By Lucia V. Smith
I was recently eating breakfast at my campus cafeteria one morning when this girl Rachel sat down next to me. I wouldn’t consider her a best friend, more of an acquaintance whose relationship to my life had been self-determined through numerous haphazard and slightly embarrassing events to say the least. Rachel was an intriguing young lady. She was southern and sheltered, a “child of scripture” so she called herself. But a real undercover freak. Like real undercover freak. Like probably knows more tricks than Superhead freak. Everyone knew that you couldn’t go a meal or a conversation with her without having to listen to her belt out a rendition of Trey Songz with whiny, breathy gasps and moans. If you’re lucky and really in for a show you might see her throw it down in the cafeteria and pop a butt cheek or two.
That morning Rachel was sitting next to me and as I peeled my banana and tried to drown out the conversation about white male penis sizes, she leaned over to me and whispered in my ear, “Do you think it’s okay for me to take my own virginity?”
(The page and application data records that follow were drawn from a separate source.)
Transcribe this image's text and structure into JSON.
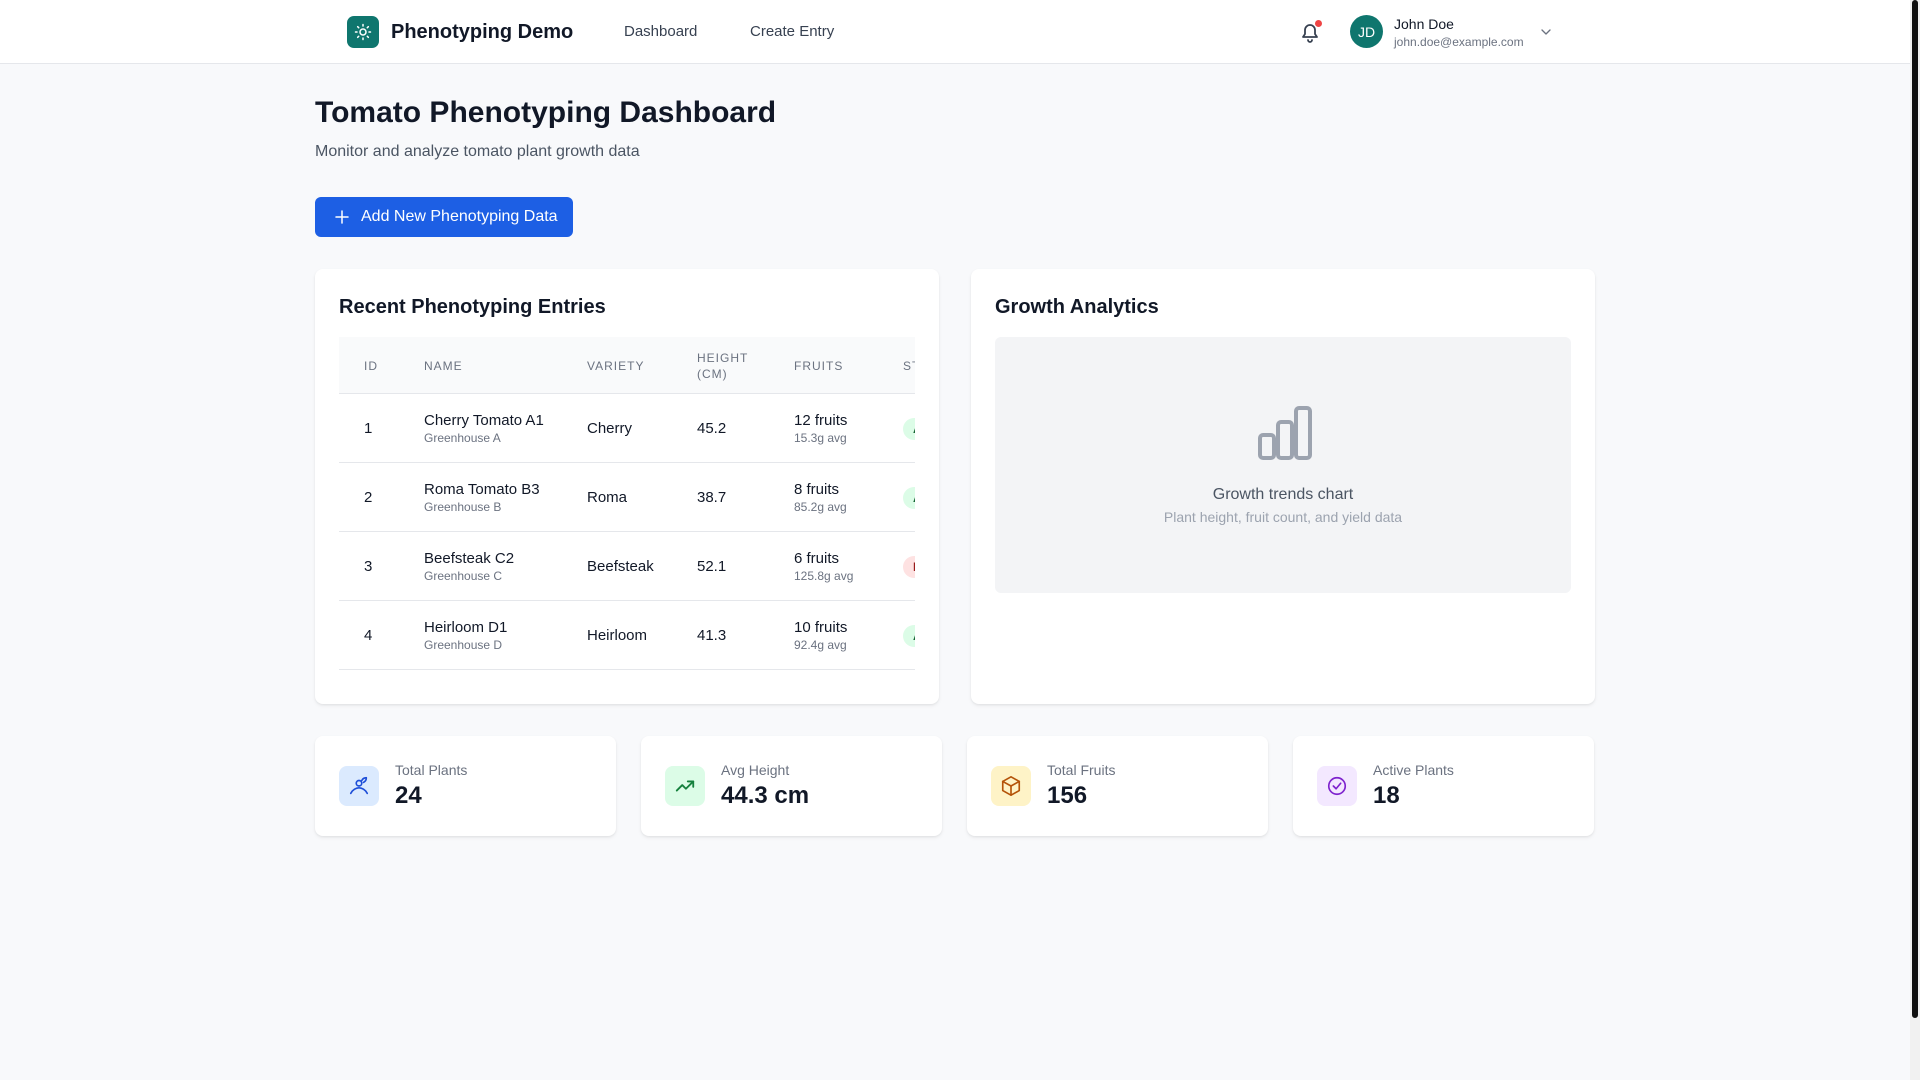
{
  "colors": {
    "brand": "#0f766e",
    "primary_button": "#1d5fe4",
    "notification_dot": "#ef4444",
    "status_green_bg": "#dcfce7",
    "status_red_bg": "#fee2e2"
  },
  "header": {
    "app_name": "Phenotyping Demo",
    "logo_icon": "sun-icon",
    "nav": [
      {
        "label": "Dashboard"
      },
      {
        "label": "Create Entry"
      }
    ],
    "notification_icon": "bell-icon",
    "user": {
      "initials": "JD",
      "name": "John Doe",
      "email": "john.doe@example.com",
      "menu_icon": "chevron-down-icon"
    }
  },
  "page": {
    "title": "Tomato Phenotyping Dashboard",
    "subtitle": "Monitor and analyze tomato plant growth data",
    "add_button": {
      "label": "Add New Phenotyping Data",
      "icon": "plus-icon"
    }
  },
  "entries": {
    "title": "Recent Phenotyping Entries",
    "columns": [
      "ID",
      "NAME",
      "VARIETY",
      "HEIGHT (CM)",
      "FRUITS",
      "ST"
    ],
    "rows": [
      {
        "id": "1",
        "name": "Cherry Tomato A1",
        "location": "Greenhouse A",
        "variety": "Cherry",
        "height": "45.2",
        "fruits": "12 fruits",
        "fruit_avg": "15.3g avg",
        "status": "A",
        "status_color": "green"
      },
      {
        "id": "2",
        "name": "Roma Tomato B3",
        "location": "Greenhouse B",
        "variety": "Roma",
        "height": "38.7",
        "fruits": "8 fruits",
        "fruit_avg": "85.2g avg",
        "status": "A",
        "status_color": "green"
      },
      {
        "id": "3",
        "name": "Beefsteak C2",
        "location": "Greenhouse C",
        "variety": "Beefsteak",
        "height": "52.1",
        "fruits": "6 fruits",
        "fruit_avg": "125.8g avg",
        "status": "I",
        "status_color": "red"
      },
      {
        "id": "4",
        "name": "Heirloom D1",
        "location": "Greenhouse D",
        "variety": "Heirloom",
        "height": "41.3",
        "fruits": "10 fruits",
        "fruit_avg": "92.4g avg",
        "status": "A",
        "status_color": "green"
      }
    ]
  },
  "analytics": {
    "title": "Growth Analytics",
    "placeholder_icon": "bar-chart-icon",
    "placeholder_title": "Growth trends chart",
    "placeholder_subtitle": "Plant height, fruit count, and yield data"
  },
  "stats": [
    {
      "label": "Total Plants",
      "value": "24",
      "icon": "plant-icon",
      "color": "#dbeafe"
    },
    {
      "label": "Avg Height",
      "value": "44.3 cm",
      "icon": "trending-up-icon",
      "color": "#dcfce7"
    },
    {
      "label": "Total Fruits",
      "value": "156",
      "icon": "box-icon",
      "color": "#fef3c7"
    },
    {
      "label": "Active Plants",
      "value": "18",
      "icon": "check-circle-icon",
      "color": "#f3e8ff"
    }
  ]
}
I damn near choked on my banana. What the hell?
“I want to take my own virginity. You know with a cucumber or something.” She went on to explain that she didn’t believe that she was going to find any good black men at our predominantly white institution and she wanted to be sexually prepared for when she finally met the right guy in the future. Thus, “taking her virginity” would be the best option, so that way she wouldn’t have some horror story or bad relationship to look back to and say, “Yeah, that jerk took my virginity.”
“It would be safe with me. Who better to trust than myself, right? Don’t you love yourself too?” she asked.
I chuckled at her under my breath and told her how I felt that she was confusing the whole concept of virginity in itself. At first approach, her reasoning sounded quite self-endearing; women taking control of their sexuality instead of allowing a man to determine the pivotal time and place when you can say that you began to explore your sexuality. I laud her for ruminating on that one. But isn’t that what masturbation is for? Before I retorted with a straight and haughty answer, I had to catch myself and think it through. Can a woman really take her own virginity?
Virginity in its truest form is the pure sexual state a woman possesses before she is broken, usually in the act of love through sexual intercourse. Depending on one’s sexual orientation, this can mean mutually through penetration, anal intercourse, or mutual masturbation. What becomes misleading is the connection of virginity, this absolute ethereal characteristic, to the breaking of the hymen, a physical bodily construct and what this means to a woman’s control of her sexuality. From my perspective, breaking the hymen does not mean losing your virginity. There are many women walking this earth that broke their hymens through sports or other rigorous activities before they engaged in sex for the first time. Losing one’s virginity is connected to a higher emotional and physical level. Virginity is an individual trait, but breaking it is not a one-person act. You never forget that first time. You would really have to only be attracted to yourself (and be able to induce your own child without the help of anyone else) to come close to the idea of “taking your own virginity” and even by medical definition, it would still be considered masturbation and you would still be a virgin. Thus, taking your own virginity is not even possible. The act, through history and time, has become regarded as something special that can ultimately link two people together forever, despite the results of their relationship. Virginity and its preservation or alteration of it is both morally and socially valued and guarded.
One person can break their hymen, if they really wanted to. And in Rachel’s point, it seemed that a lack of confidence or acceptance of herself was driving her to explore this idea. What she shared demonstrated a fear of a future that had yet to be realized, her mind consumed by the trepidation of not being good enough for the “right” man because she was unwilling to consume to the pressures of casual collegiate sex. She believed that her inexperience would keep her in a downward spiral, where she would never be able to find a man that would lovingly accept her. The looseness that parades many college campuses seems to damper the idea of sexuality or makes sex appear to be something less valued than it may be for many. Yes, it hurts during the first time if your hymen is still intact, but that pain in itself is both a beautiful and powerful thing, just like the process of labor and childbirth.
No woman should feel pressured enough to want to harm their own body or sacrifice this ultimate milestone for oneself in order to be viewed as more sexy or beautiful for the next guy. Because in the end the idea of female empowerment becomes flawed and subdued; men that you have never met, or society to a degree, end up winning as you slip into a place where you comprise your self-respect for someone else’s.
What’s sexy is knowing your own and taking care of your own. Women should see it as a strength that they are able to hold out longer than the next chick. What some women fail to realize is that less is more in a variety of cases. Men will bang the video girl who slept with fifty guys because she’s bad, but he’ll marry the girl who slept with five because she’s badder. And that’s an important concept that women need to remember when they are thinking about their personal sexual appeal. Because there is a whole lot more to you than your vagina and it takes a real woman to recognize that.